This year’s goods and services exports would be down 33.7 percent from a provisional 16.1 billion US dollars in 2019, and down 41 percent from an originally projected 18.5 billion dollar at the beginning of 2020.
Merchandise exports projected for 7,531 million dollars after Coronavirus would be down 44 percent from an original forecast of 13.5 billion US dollars.
Sri Lanka’s apparel exports are expecting to lose 1.5 billion US dollars in the March to June quarter and is among the worst hit, Sri Lanka Apparel Exporters Association has said.
Many smaller firms in the sector would not be able to pay salaries from April officials have warned.
But food sectors such as tea and seafood are seeing strong orders.
Sri Lanka rubber gloves production had orders and solid rubber tyres which is own company was involved was also shipping goods out.
The export fall comes as Sri Lanka’s central bank is printing money to push up excess liquidity and generate monetary instability.
The International Monetary Fund has said Sri Lanka’s economy could shrink 0.5 percent in 2020, but would recover in 2021 along with other South Asian nations.
With export revenues down (leaving less money from imports as purchasing power of domestic economic agents also fall in tandem) the excess liquidity is at the moment about 400 to 500 percent of normal, and is disproportionately higher to dollar flows now.

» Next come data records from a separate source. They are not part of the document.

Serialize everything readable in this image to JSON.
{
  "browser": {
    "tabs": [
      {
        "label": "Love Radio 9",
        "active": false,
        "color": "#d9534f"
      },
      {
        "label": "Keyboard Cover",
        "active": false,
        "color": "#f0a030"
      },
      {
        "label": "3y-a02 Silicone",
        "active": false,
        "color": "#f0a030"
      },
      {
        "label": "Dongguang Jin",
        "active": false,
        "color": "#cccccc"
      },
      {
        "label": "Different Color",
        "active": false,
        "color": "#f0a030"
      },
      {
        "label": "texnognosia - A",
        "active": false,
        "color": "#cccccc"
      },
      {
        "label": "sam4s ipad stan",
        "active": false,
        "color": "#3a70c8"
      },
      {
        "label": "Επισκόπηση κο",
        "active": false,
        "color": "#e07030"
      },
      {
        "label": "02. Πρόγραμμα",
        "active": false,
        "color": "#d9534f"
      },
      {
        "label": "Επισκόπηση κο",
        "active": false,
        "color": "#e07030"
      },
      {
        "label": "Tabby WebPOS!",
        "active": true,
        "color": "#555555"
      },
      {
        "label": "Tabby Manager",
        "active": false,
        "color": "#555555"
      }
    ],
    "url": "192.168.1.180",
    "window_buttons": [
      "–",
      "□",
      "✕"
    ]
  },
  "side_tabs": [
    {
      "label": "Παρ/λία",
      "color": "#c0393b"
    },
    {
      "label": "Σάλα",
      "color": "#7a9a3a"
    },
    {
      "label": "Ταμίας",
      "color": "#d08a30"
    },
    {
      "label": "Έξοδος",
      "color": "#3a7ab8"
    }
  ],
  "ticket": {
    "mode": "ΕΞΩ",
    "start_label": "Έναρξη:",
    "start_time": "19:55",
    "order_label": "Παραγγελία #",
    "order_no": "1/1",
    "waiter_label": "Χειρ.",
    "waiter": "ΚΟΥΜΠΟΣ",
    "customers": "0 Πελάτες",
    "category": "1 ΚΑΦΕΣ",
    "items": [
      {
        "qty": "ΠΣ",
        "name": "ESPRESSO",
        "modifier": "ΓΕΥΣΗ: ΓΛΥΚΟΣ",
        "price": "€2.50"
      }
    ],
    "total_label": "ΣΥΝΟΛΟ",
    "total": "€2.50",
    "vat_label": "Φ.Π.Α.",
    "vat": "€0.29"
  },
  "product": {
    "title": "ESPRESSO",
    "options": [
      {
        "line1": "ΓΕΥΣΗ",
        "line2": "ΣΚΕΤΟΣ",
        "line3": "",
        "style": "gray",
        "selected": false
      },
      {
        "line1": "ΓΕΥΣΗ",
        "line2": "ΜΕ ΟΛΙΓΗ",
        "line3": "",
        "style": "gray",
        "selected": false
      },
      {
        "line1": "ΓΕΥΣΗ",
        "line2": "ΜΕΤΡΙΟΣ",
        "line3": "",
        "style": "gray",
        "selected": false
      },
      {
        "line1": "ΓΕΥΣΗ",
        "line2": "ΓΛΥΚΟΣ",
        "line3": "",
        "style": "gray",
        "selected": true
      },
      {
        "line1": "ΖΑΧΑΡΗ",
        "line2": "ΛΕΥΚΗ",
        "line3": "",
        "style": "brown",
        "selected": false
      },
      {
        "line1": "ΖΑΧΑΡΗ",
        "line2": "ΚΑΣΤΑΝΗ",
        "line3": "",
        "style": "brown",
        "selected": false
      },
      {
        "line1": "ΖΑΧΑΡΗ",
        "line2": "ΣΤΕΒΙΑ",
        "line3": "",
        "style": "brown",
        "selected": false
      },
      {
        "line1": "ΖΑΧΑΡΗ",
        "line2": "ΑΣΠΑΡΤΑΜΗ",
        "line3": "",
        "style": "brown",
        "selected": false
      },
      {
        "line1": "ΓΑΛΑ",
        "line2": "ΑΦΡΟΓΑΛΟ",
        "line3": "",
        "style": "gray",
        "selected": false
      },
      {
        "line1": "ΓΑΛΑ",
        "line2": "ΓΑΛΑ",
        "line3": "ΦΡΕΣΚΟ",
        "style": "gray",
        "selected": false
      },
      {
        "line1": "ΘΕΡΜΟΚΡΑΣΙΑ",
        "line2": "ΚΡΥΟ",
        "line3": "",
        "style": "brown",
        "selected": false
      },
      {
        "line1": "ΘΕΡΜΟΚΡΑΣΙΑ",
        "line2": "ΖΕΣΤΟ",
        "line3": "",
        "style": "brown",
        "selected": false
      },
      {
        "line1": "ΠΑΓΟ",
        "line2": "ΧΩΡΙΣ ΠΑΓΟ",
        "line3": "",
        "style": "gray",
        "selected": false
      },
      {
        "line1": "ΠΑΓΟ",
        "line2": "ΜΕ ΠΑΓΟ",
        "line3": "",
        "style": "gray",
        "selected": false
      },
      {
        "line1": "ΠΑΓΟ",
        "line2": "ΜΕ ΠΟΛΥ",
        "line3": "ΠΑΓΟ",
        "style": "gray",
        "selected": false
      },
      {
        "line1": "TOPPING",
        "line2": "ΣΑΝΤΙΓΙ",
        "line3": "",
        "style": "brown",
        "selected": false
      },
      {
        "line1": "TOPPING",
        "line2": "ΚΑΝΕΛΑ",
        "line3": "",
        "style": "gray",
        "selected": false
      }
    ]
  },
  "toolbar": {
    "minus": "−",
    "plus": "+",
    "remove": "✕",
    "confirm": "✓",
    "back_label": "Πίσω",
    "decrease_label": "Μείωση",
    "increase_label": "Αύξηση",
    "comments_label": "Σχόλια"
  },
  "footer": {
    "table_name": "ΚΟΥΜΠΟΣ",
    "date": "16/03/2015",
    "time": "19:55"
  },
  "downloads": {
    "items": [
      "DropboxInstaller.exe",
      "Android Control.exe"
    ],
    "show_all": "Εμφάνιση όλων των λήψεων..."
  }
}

Analysts had warned that the tendency of the Sri Lanka’s central bank to cut rates and inject liquidity with a soft-pegged exchange rate was likely to lead to monetary instability, currency falls, reserve losses, downgrades in 2020 before the crisis broke out. (Colombo/Apr21/2020)